*WORK INSTRUCTIONS*
Below is a set of records; reproduce them exactly without their pictures.

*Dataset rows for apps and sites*
::::

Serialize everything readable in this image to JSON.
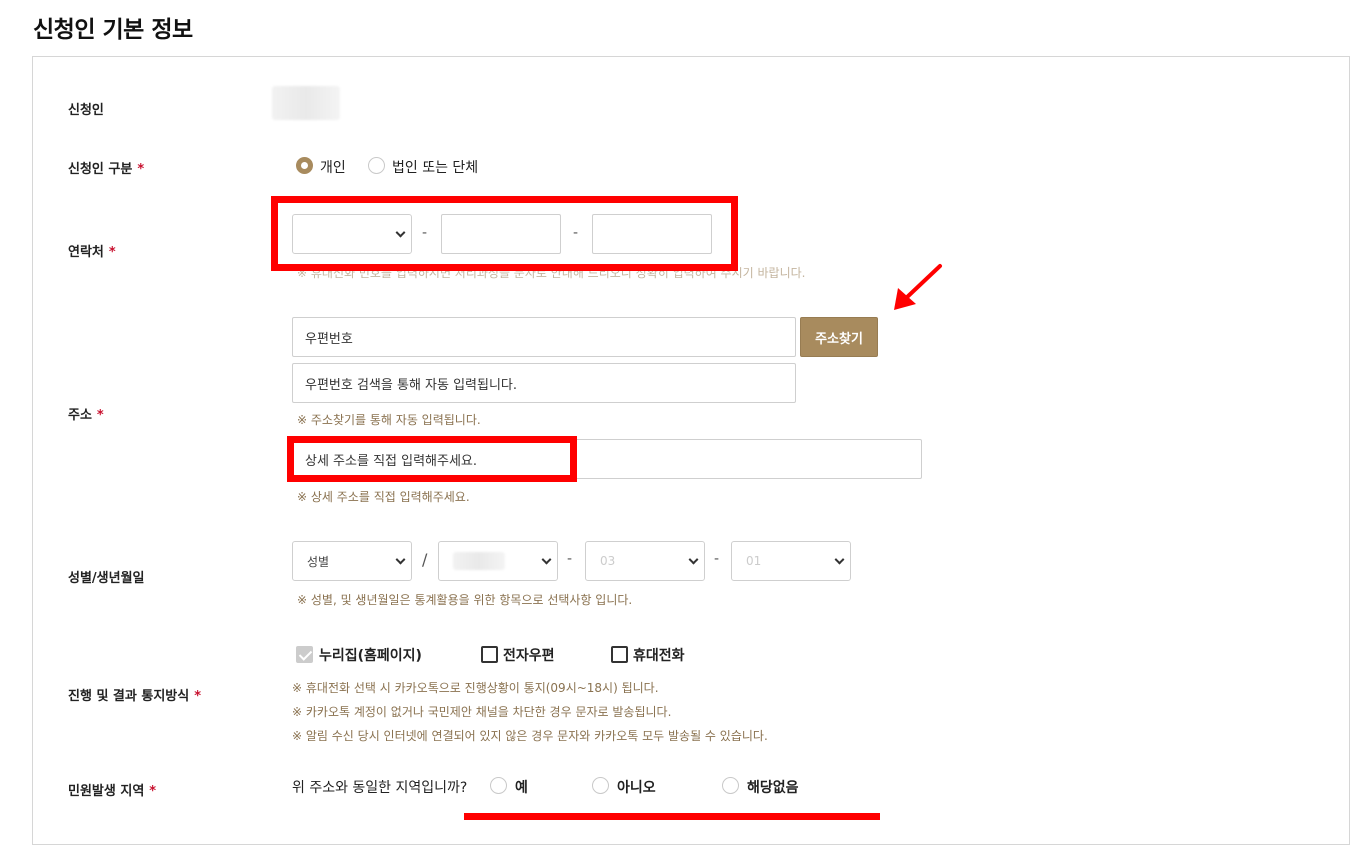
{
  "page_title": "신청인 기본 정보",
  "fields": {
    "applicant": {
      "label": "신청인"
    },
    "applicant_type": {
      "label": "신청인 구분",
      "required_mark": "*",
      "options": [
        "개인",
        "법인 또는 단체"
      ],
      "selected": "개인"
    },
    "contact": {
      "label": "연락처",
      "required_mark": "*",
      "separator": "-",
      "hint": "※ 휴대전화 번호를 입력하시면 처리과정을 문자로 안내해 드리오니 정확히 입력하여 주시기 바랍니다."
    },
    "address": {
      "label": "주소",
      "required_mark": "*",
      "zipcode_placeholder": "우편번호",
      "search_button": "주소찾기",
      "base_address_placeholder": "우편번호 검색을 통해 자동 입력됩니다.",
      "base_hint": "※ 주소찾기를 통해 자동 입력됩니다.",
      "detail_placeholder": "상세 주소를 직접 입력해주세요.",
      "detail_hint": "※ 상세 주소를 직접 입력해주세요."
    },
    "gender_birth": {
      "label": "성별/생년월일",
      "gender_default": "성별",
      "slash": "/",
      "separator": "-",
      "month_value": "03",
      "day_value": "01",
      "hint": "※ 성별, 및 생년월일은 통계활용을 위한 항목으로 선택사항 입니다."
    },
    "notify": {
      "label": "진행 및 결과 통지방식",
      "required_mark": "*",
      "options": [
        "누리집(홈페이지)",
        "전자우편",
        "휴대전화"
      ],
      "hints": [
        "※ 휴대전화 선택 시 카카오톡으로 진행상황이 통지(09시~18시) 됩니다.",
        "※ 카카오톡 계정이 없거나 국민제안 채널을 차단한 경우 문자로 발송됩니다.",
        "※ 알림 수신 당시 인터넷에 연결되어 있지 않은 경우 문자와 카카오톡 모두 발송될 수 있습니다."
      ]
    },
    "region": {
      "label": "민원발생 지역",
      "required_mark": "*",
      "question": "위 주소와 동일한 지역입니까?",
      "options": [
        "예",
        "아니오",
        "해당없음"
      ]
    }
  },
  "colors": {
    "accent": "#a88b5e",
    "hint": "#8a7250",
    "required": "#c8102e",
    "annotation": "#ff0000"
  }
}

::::

*EXERCISE OUTPUT*
Serialize everything readable in this image to JSON.
{
  "page_title": "신청인 기본 정보",
  "fields": {
    "applicant": {
      "label": "신청인"
    },
    "applicant_type": {
      "label": "신청인 구분",
      "required_mark": "*",
      "options": [
        "개인",
        "법인 또는 단체"
      ],
      "selected": "개인"
    },
    "contact": {
      "label": "연락처",
      "required_mark": "*",
      "separator": "-",
      "hint": "※ 휴대전화 번호를 입력하시면 처리과정을 문자로 안내해 드리오니 정확히 입력하여 주시기 바랍니다."
    },
    "address": {
      "label": "주소",
      "required_mark": "*",
      "zipcode_placeholder": "우편번호",
      "search_button": "주소찾기",
      "base_address_placeholder": "우편번호 검색을 통해 자동 입력됩니다.",
      "base_hint": "※ 주소찾기를 통해 자동 입력됩니다.",
      "detail_placeholder": "상세 주소를 직접 입력해주세요.",
      "detail_hint": "※ 상세 주소를 직접 입력해주세요."
    },
    "gender_birth": {
      "label": "성별/생년월일",
      "gender_default": "성별",
      "slash": "/",
      "separator": "-",
      "month_value": "03",
      "day_value": "01",
      "hint": "※ 성별, 및 생년월일은 통계활용을 위한 항목으로 선택사항 입니다."
    },
    "notify": {
      "label": "진행 및 결과 통지방식",
      "required_mark": "*",
      "options": [
        "누리집(홈페이지)",
        "전자우편",
        "휴대전화"
      ],
      "hints": [
        "※ 휴대전화 선택 시 카카오톡으로 진행상황이 통지(09시~18시) 됩니다.",
        "※ 카카오톡 계정이 없거나 국민제안 채널을 차단한 경우 문자로 발송됩니다.",
        "※ 알림 수신 당시 인터넷에 연결되어 있지 않은 경우 문자와 카카오톡 모두 발송될 수 있습니다."
      ]
    },
    "region": {
      "label": "민원발생 지역",
      "required_mark": "*",
      "question": "위 주소와 동일한 지역입니까?",
      "options": [
        "예",
        "아니오",
        "해당없음"
      ]
    }
  },
  "colors": {
    "accent": "#a88b5e",
    "hint": "#8a7250",
    "required": "#c8102e",
    "annotation": "#ff0000"
  }
}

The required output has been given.